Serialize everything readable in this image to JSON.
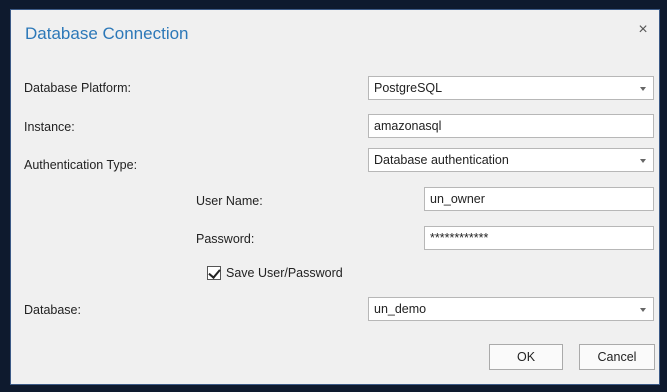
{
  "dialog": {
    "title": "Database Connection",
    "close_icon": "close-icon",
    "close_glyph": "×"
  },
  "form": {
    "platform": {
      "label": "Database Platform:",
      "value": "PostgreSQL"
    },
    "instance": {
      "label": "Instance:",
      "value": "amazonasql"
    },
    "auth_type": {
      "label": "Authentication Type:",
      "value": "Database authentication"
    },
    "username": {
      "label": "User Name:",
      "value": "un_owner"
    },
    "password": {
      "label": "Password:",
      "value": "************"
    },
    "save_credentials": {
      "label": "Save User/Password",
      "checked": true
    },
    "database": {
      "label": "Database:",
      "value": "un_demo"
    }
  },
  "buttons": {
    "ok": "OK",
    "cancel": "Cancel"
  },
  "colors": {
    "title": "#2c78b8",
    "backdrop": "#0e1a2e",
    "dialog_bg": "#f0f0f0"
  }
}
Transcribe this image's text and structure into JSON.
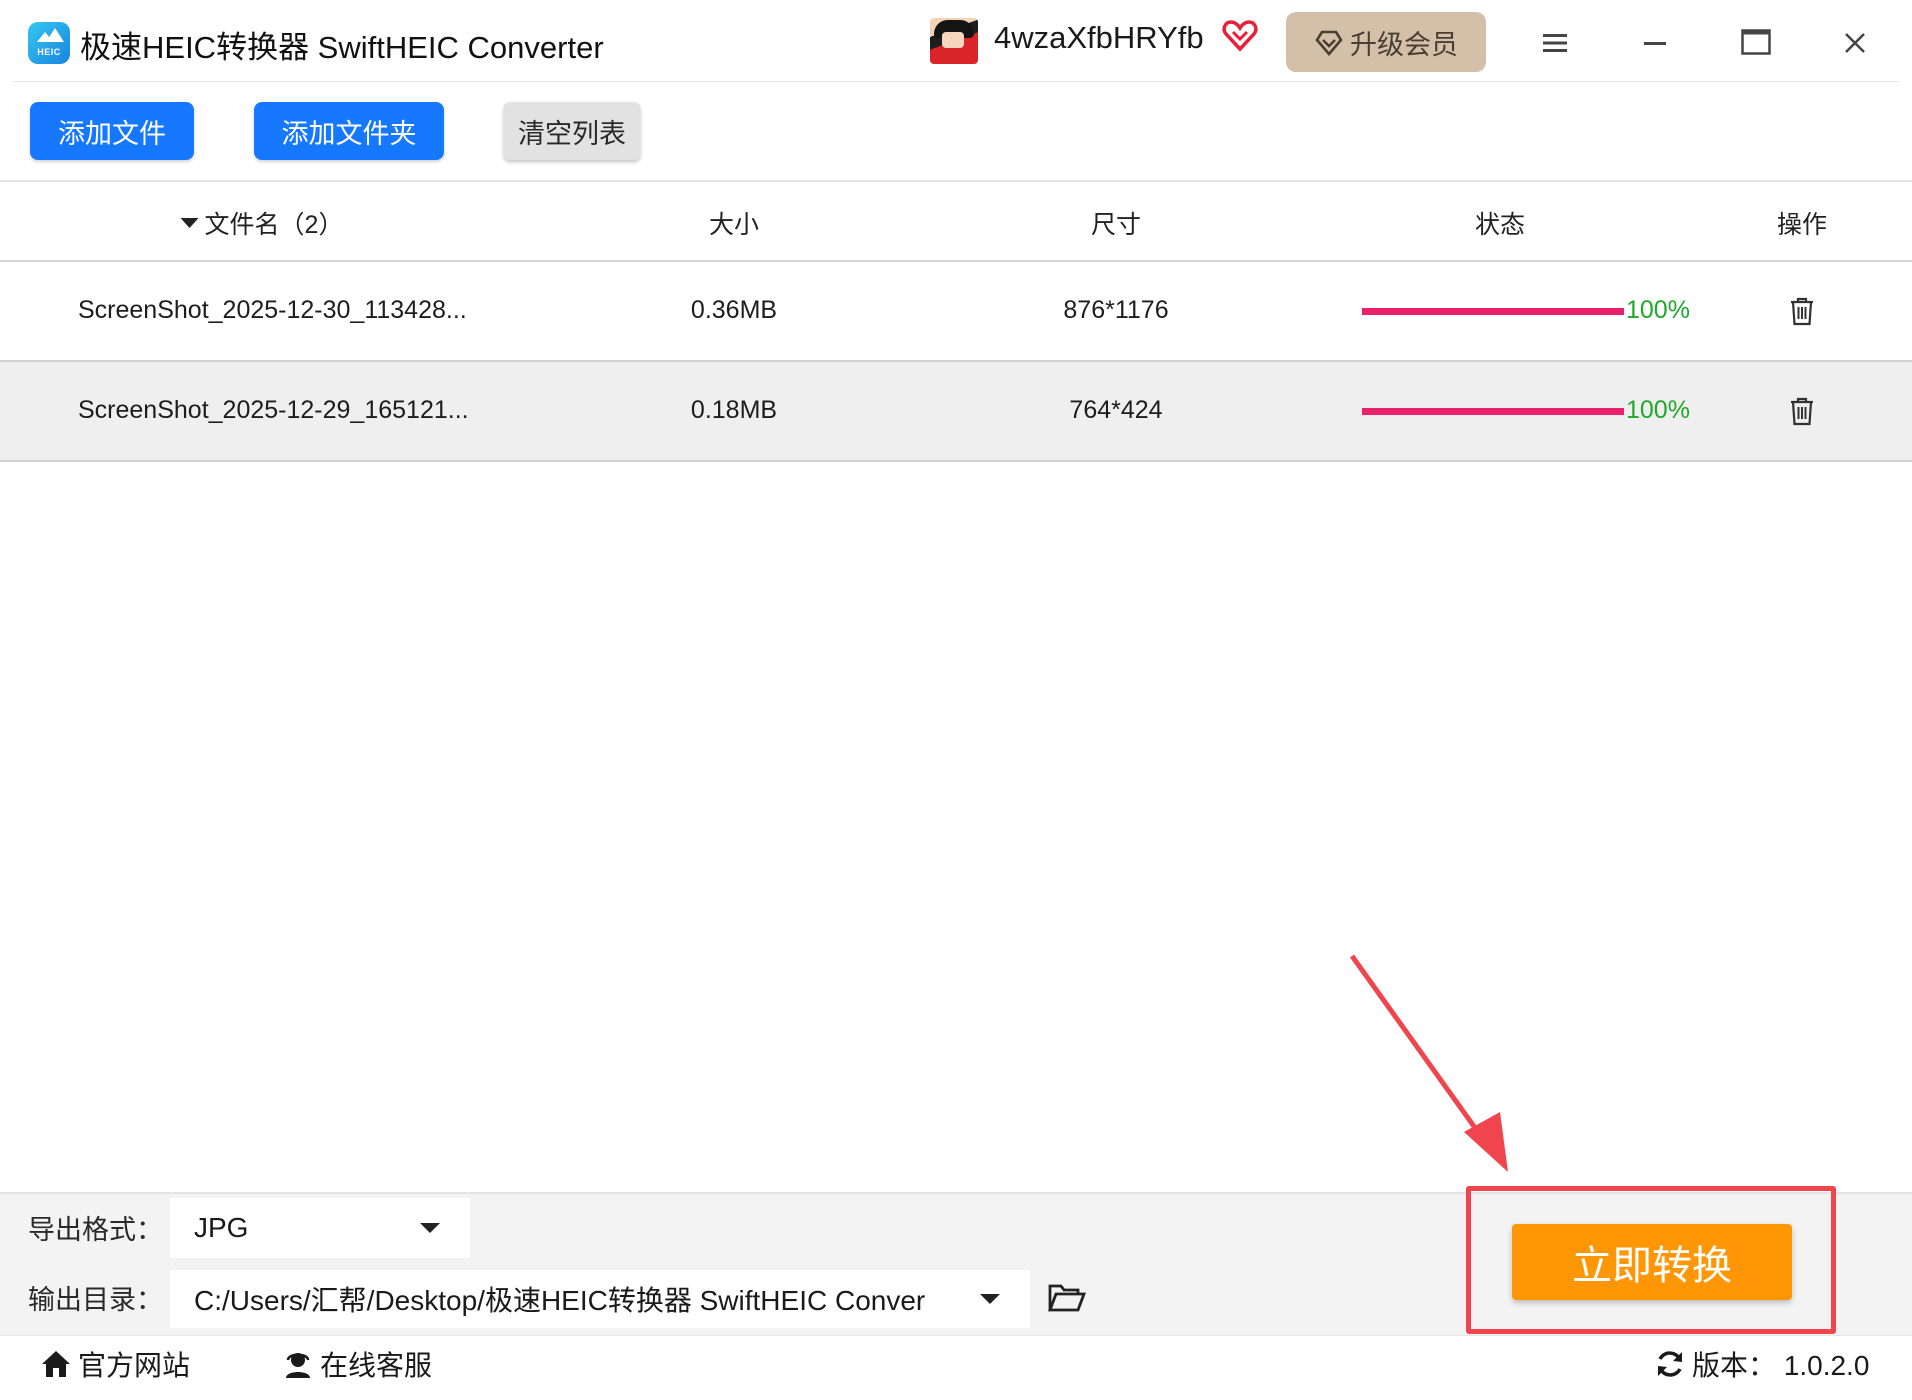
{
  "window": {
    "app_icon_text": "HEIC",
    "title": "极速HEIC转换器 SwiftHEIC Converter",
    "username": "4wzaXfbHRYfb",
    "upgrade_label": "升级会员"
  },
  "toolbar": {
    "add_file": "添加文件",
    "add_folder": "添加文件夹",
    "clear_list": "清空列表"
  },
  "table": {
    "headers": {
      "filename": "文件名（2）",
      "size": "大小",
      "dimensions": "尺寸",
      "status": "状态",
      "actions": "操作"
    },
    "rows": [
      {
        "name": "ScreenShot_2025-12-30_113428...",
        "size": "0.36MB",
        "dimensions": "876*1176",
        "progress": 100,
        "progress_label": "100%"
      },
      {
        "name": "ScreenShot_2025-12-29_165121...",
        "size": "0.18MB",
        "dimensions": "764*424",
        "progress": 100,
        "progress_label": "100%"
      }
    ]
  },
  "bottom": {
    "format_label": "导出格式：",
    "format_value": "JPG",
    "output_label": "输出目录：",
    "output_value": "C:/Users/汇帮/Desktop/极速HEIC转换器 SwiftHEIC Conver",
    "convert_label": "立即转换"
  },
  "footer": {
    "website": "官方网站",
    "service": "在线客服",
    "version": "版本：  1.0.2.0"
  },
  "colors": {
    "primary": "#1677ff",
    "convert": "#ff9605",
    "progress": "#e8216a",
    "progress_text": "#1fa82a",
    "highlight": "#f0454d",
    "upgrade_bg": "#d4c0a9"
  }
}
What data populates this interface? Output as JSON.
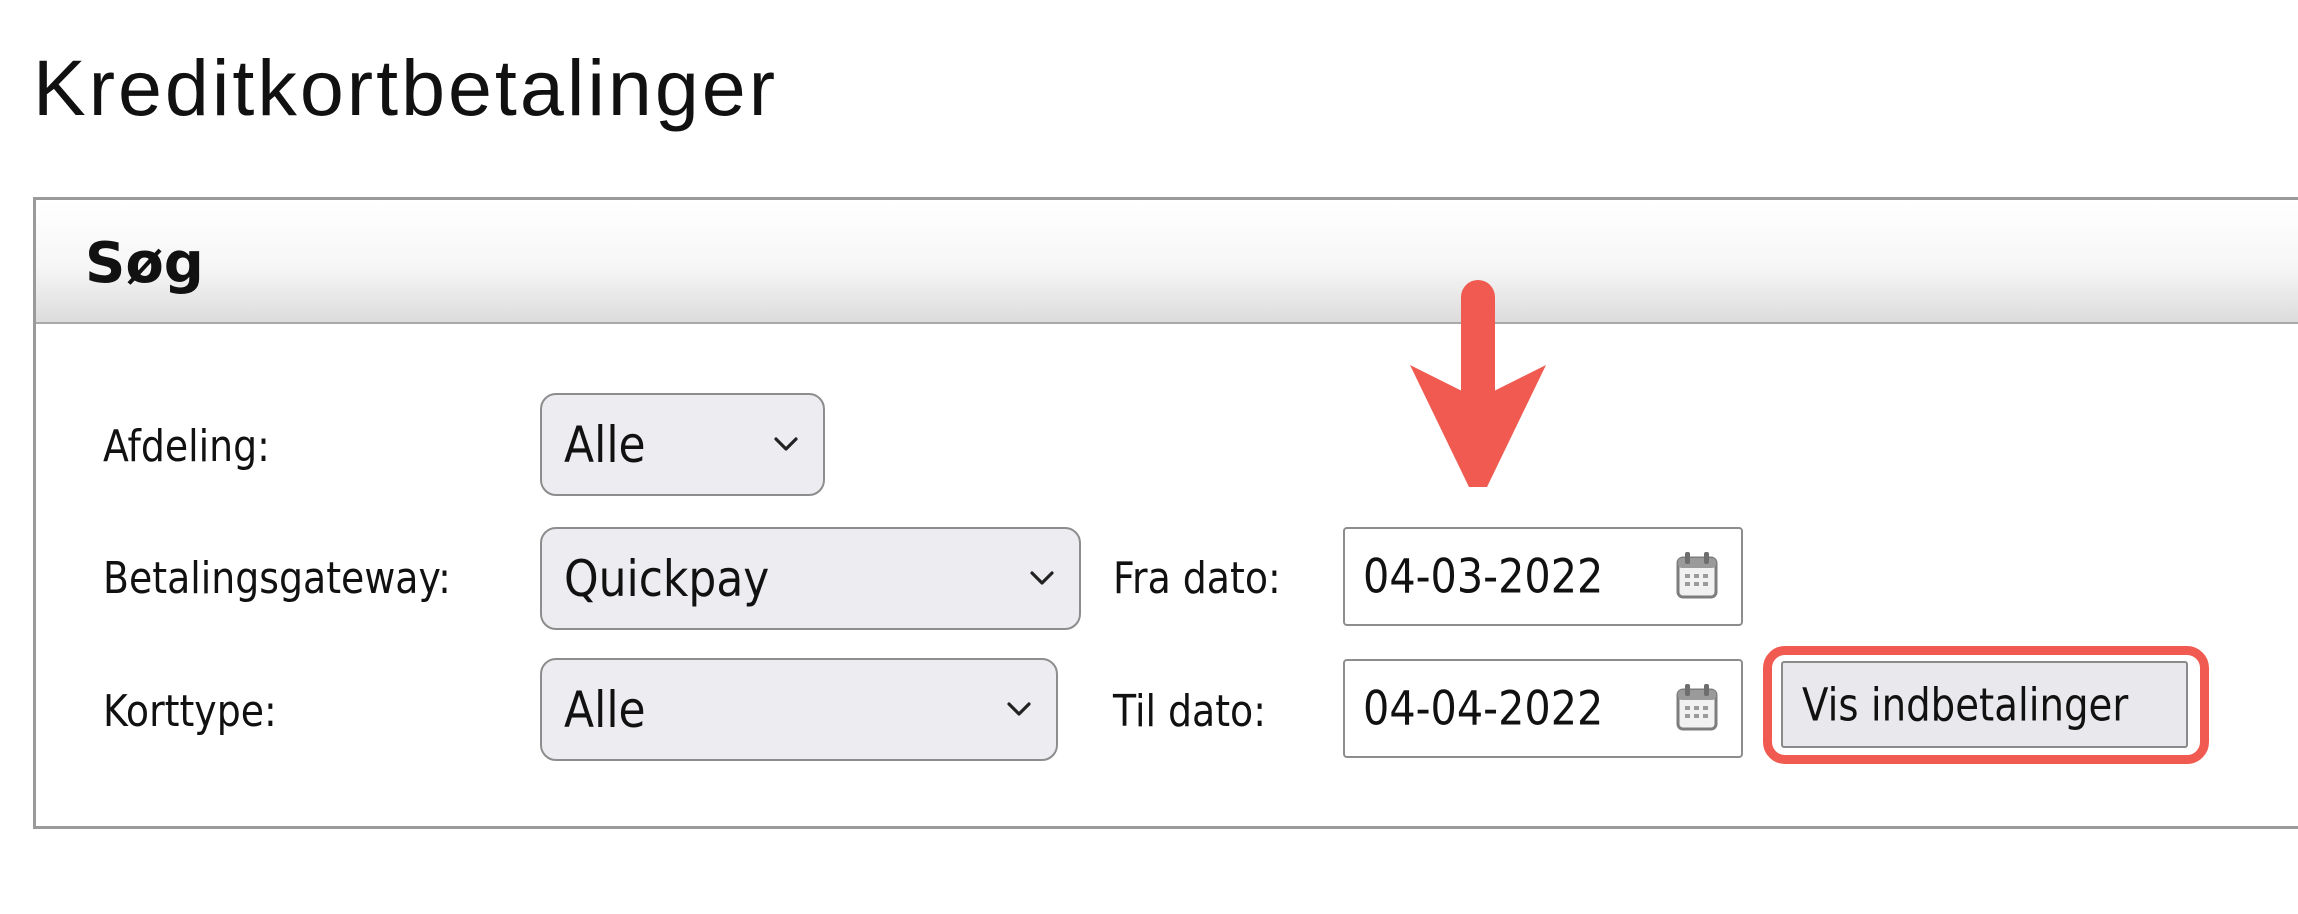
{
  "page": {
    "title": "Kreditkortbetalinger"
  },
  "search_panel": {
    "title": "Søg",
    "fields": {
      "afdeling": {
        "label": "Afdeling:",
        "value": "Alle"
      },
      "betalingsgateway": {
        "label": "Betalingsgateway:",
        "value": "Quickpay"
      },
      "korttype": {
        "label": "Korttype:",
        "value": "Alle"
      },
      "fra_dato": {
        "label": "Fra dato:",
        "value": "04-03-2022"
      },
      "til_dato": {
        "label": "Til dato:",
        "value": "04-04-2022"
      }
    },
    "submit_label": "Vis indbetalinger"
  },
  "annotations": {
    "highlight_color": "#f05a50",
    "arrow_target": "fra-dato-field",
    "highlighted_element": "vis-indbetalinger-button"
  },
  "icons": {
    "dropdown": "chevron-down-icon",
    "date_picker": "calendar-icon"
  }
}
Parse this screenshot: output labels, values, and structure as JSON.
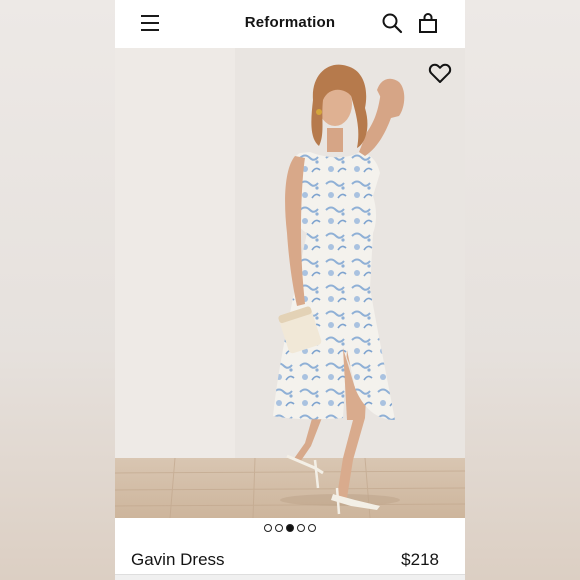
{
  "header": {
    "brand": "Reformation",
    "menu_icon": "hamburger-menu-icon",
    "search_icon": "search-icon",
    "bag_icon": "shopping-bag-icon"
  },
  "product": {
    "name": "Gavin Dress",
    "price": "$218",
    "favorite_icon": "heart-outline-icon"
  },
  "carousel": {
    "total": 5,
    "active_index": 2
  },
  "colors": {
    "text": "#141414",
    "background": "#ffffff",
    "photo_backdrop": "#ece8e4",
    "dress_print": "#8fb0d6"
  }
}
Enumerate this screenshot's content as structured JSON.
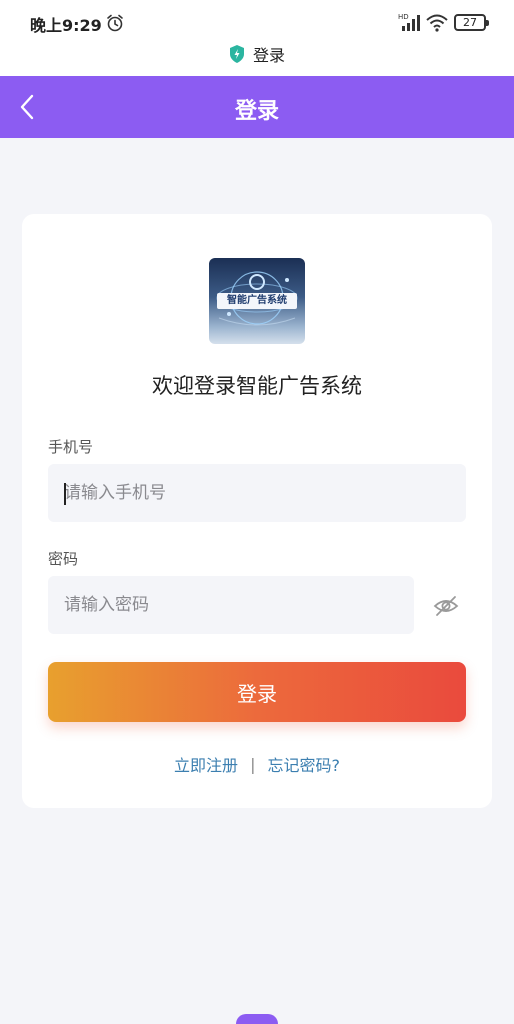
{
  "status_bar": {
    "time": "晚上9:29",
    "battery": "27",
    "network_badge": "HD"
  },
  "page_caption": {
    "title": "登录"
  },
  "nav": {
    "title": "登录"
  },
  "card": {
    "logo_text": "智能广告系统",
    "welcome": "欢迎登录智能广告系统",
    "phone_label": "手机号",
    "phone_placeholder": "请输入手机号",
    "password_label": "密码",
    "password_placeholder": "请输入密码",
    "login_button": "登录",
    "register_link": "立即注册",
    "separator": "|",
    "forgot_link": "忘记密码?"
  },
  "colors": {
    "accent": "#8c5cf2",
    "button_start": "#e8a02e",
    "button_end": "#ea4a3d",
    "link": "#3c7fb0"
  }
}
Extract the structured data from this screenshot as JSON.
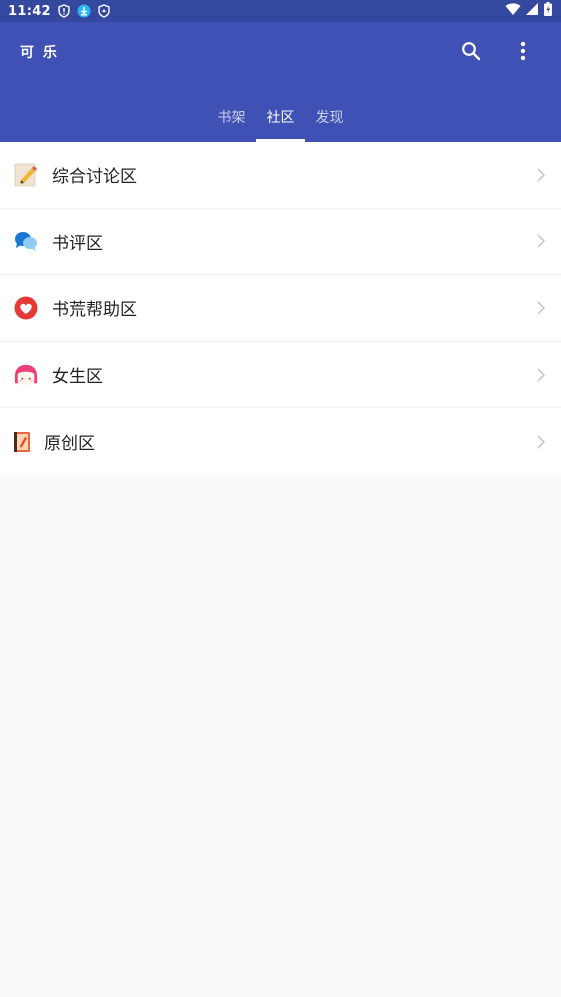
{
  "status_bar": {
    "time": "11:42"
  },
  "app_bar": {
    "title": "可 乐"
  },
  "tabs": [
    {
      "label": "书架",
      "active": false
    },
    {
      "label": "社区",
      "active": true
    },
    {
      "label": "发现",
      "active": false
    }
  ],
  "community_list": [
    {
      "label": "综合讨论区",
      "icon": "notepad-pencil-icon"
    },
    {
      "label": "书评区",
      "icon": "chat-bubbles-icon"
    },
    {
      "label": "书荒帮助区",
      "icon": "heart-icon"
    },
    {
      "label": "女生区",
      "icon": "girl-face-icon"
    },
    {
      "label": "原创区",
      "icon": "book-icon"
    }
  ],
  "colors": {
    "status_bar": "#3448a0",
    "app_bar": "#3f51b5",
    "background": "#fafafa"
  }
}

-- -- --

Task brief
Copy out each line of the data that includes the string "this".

Result of the task
Serialize everything readable in this image to JSON.
Transcribe this image's text and structure into JSON.
What data populates this interface? Output as JSON.
Parse this screenshot: output labels, values, and structure as JSON.
Enumerate this screenshot's content as structured JSON.
Extract the structured data from this screenshot as JSON.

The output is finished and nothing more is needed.